... On a hot day at County Hall in London, [David] Hepworth [of Development Hell, an independent magazine company] stood up and gave Britain's record-company bosses a lecture about their own customers, concentrating on "the 50-quid guy", a term he had picked up from friends in retail. "This is the guy we've all seen in Borders or HMV on a Friday afternoon, possibly after a drink or two, tie slightly undone, buying two CDs, a DVD and maybe a book - fifty quid's worth - and frantically computing how he's going to convince his partner that this is a really, really worthwhile investment."
He has given up on Radio 1 and listens to Radio 4 more than any music station, though he likes the less cosy bits of Radio 2, such as Jonathan Ross on Saturday morning. If he had a digital radio, he would love BBC6 Music, with its slogan "the great, the new and no fill" and its habit of playing Franz Ferdinand alongside the Clash. He adores DVD: "It's impossible to overestimate what a transformational medium DVD is in all this," Hepworth says. "Videos seemed like a waste of money.
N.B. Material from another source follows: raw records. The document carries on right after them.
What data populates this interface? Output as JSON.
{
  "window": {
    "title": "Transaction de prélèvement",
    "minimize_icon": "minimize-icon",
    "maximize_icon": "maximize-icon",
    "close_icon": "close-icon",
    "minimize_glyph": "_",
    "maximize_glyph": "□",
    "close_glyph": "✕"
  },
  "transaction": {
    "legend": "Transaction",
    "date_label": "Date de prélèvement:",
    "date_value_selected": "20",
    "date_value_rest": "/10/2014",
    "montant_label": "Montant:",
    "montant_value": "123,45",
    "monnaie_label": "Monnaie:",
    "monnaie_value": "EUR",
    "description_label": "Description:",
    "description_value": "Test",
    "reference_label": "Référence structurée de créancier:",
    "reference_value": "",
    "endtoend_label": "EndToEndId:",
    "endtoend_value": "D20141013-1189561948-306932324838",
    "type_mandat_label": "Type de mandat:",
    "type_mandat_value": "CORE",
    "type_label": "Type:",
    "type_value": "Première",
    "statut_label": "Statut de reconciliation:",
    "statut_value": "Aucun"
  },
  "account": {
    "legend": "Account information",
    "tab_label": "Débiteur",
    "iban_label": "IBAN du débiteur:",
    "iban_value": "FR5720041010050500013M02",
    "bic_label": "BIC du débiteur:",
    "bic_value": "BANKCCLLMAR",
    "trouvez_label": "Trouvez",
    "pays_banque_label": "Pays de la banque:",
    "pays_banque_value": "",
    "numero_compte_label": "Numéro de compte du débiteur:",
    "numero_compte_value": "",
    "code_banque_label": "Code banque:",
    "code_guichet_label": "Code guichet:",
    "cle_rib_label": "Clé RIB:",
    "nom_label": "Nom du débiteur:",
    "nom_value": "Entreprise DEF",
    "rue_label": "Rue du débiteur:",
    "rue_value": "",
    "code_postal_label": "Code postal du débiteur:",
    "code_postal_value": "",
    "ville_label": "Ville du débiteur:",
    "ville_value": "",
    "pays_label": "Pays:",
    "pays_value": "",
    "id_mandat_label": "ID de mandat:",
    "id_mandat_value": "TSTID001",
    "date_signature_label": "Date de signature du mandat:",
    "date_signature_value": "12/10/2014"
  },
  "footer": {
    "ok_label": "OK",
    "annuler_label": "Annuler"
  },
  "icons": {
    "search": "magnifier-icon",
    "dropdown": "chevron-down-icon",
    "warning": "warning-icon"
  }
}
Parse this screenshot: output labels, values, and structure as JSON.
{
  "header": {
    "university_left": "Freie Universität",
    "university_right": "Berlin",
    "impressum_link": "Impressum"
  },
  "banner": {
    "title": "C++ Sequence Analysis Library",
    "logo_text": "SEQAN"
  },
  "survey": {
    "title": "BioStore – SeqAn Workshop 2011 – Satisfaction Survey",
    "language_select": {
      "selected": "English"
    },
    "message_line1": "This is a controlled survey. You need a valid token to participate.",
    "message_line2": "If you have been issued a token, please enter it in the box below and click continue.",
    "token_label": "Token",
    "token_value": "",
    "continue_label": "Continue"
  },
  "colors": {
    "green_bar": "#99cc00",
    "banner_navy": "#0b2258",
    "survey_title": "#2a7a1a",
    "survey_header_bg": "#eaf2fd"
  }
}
DVDs are investments."
The 50-quid bloke probably has an iPod but uses it as a radio rather than a substitute for his CDs. His favourite recent film is Lost in Translation, in which Bill Murray shows his own 50-quid tendencies by crooning a karaoke version of the Roxy Music song More Than This.
He has been in love with music all his life - "He's got the High Fidelity chip embedded in his brain," says Jerry Perkins, publisher of Word magazine - but his interests have broadened along the way. He is university-educated, reads a broadsheet, of whatever size, and raved about Anthony Beevor's Stalingrad. He is not a great telly-watcher but loves The Simpsons and The Office and will miss Friends. And yes, he may be a she. Women bought 41% of albums in 2002, up from 38% the year before. "But frankly," says Hepworth, "blokes get the same giddy rush from buying CDs and DVDs that most women get from shoes. It's a spiritual thing." ...